The Lutheran churches of Croatia and Serbia are politically more different than similar: Croatian Lutherans regard
themselves as natives, are highly patriotic, and display with pride the coat and arms of the new Croatian state. Lutherans in the northern Serbian
province of Voyvodina though are more within than a part of the Serbian state. They are a part of the Slovak minority and hold their church life in
the Slovak language. According to Senior Vlado Deutsch, head of the Zagreb-based Croatian church, Lutheranism does appeal to some seekers who
"identify neither with Catholic, Orthodox or Muslim traditions." Yet there are virtually no Lutherans of Serbian origin.
Relations between Zagreb and the Slovak church headquartered in Novi Sad, Voyvodina are strained. Croatian Lutherans applaud the Lutheran World Federation's December appeal for Western military intervention and the tightening of international sanctions against Serbia. On both of these points, Voyvodina Lutherans take the opposing view. German recommendations that the Serbian Orthodox church be banished from the World Council of Churches (WCC) enjoy strong Croatian support. The Lutheran Bishop, Andrej Beredi of Novi Sad, counters, "That would be the wrong move." Beredi attributes the pro-Croatian stance of the Zagreb church to the power of propaganda: "One should only believe 50% of that which one hears in Croatian or in our own media."
Professor Gerald Shenk, an Austrian-based Mennonite peace researcher from Virginia, concludes Western media have a pro-Croatian slant and describes the WCC's pro-Serbian tendencies as a "corrective bias." Croatians hold such views to be outrageous: They are convinced that war guilt is primarily Serbian. The Protestants of Serbia though are equally certain that guilt is essentially equal.
Yugoslav contacts across the war frontier barely exist.
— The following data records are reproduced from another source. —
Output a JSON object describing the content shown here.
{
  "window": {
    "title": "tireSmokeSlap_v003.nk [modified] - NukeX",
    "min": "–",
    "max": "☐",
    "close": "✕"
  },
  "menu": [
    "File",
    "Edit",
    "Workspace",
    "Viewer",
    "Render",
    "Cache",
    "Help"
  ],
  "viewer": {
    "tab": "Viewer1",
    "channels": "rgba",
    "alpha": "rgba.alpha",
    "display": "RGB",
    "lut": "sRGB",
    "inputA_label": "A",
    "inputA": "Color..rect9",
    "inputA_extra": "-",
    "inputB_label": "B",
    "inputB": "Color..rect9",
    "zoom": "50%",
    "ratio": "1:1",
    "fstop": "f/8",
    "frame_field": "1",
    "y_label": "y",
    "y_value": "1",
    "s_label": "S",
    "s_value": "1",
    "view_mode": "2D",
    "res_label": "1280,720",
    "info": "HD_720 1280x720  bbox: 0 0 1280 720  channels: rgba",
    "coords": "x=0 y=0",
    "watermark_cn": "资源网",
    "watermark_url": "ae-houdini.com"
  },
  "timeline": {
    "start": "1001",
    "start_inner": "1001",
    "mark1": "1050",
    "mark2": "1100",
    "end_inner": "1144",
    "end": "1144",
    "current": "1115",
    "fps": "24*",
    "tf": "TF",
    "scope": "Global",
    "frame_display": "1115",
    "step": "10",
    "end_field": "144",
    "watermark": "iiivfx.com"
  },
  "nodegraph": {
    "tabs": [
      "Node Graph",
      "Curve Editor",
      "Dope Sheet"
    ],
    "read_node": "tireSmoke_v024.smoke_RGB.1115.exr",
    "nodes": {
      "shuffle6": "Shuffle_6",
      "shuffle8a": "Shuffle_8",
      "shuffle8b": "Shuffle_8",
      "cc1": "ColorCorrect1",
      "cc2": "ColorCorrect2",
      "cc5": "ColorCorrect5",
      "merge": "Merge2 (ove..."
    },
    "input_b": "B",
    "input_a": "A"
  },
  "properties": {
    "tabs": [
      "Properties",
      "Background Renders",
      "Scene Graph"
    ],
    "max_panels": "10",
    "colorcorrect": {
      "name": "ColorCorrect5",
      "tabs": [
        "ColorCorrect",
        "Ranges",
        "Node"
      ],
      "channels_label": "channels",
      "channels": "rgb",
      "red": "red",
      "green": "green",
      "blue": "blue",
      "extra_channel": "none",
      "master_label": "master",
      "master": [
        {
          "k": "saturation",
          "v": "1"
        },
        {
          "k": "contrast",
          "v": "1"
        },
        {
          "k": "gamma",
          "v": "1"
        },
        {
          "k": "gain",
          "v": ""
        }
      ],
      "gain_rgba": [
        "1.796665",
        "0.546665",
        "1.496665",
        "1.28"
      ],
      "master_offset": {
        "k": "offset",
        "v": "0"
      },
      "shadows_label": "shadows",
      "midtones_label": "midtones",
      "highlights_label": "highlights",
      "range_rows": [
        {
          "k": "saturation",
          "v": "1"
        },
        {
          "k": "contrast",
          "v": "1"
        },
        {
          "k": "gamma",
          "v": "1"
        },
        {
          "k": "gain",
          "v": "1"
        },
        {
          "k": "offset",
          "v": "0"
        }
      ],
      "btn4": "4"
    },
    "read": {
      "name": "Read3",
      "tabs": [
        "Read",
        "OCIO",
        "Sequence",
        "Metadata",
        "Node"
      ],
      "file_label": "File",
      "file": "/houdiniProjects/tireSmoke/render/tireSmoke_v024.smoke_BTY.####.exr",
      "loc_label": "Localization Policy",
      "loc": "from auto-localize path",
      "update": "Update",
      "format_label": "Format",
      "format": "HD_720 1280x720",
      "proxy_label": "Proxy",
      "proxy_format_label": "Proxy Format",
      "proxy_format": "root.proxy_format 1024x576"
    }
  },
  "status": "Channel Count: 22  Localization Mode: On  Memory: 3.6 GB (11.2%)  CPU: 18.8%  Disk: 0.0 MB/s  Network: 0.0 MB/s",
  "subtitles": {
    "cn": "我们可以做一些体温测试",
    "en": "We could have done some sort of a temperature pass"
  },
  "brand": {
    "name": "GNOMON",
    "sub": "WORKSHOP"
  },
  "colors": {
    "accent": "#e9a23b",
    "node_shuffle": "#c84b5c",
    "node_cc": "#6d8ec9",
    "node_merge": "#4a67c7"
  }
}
Voyvodina youth leaders resent a Lutheran youth conference in Vienna last Summer: Slovak participants from the Serb Voyvodina believe Croatian delegates shunned them as "Serbs".
Fear for the morrow is rampant in the Voyvodina. The Voyvodina,
which has a minority population of 35%, possesses large Hungarian, Rumanian and Slovak minorities who do not exclude the possibility of eventual "ethnic cleansing." These minorities feel especially threatened by the legal and illegal actions of extremist Serbian factions and gangs. Ludmilla Beredi, the daughter of the Bishop, states: "We get along well with those Serbs who have been here for several centuries. But many newcomers since World War II, including the recent refugees from Bosnia, have hate in their
Bishop Beredi steers a cautious course regarding military duty by church members. "It would be highly problematic if all Lutherans or Slovaks would refuse to carry weapons," he warns. "The government would immediately interpret that as an anti-Serbian step." Life is consequently easier for multiethnic congregations with Serbian majorities such as the Pentecostals and the Adventists. The Baptist church in Novi Sad, for example, sports seven different nationalities. These small churches readily take advantage of opportunities to do alternative civilian service or non-combatant service within the army.
Thanks in part to the Serbian draft, many young Slovak men are emigrating to Slovakia. The Lutheran Bishop of Slovakia, Pavel Uhorskai, conceded, "We do not lure them into coming, but neither do we prevent them from staying here. We have over 100 vacant pastoral positions ourselves."
The Lutherans of Slovakia are the strongest supporters of Slovak Lutheranism in Serbia. Despite obstacles placed by Serbian custom officials, two literature shipments recently arrived. Churches in Serbia are too poor to fund the publishing of Christian literature presently. Inflation is running as high as several percentage points daily: An average monthly salary in December was valued at $44, in January, it was down to $25. Rev. Dragoslav Strajnic, a Pentecostal pastor who returned to Serbia from France in 1989, stated in desperation, "We're here and we're ready to work, but we're not being given the financial means to do our job. We believers are not making the war, and we should not be punished with sanctions. There is no justification for ignoring us, because we are not responsible for this war."
For the first time since World War II, the churches in all of Yugoslavia are finally free to do social and youth work without massive government intervention. Yet present economic restrictions have kept most projects from being realized. "Fortunately," Bishop Beredi added, "most of our congregations are rural. In hard times, it's easier to survive in the countryside."
According to Bishop Uhorskai, who visited the Voyvodina in November, a rural orientation is a mixed blessing: The church in the Voyvodina has developed little work among the intelligentsia and with young people. "They're where we were 80 or a 100 years ago," he concluded.
On paper, Voyvodina Lutherans have 51,000 members, making them the largest Protestant denomination in all of ex-Yugoslavia. Membership of the Croatian church is listed as nearly 5,000, though there are less than 1,000 active members.
Berlin, March 3, 1993
Written for “The Lutheran” in Chicago, 803 words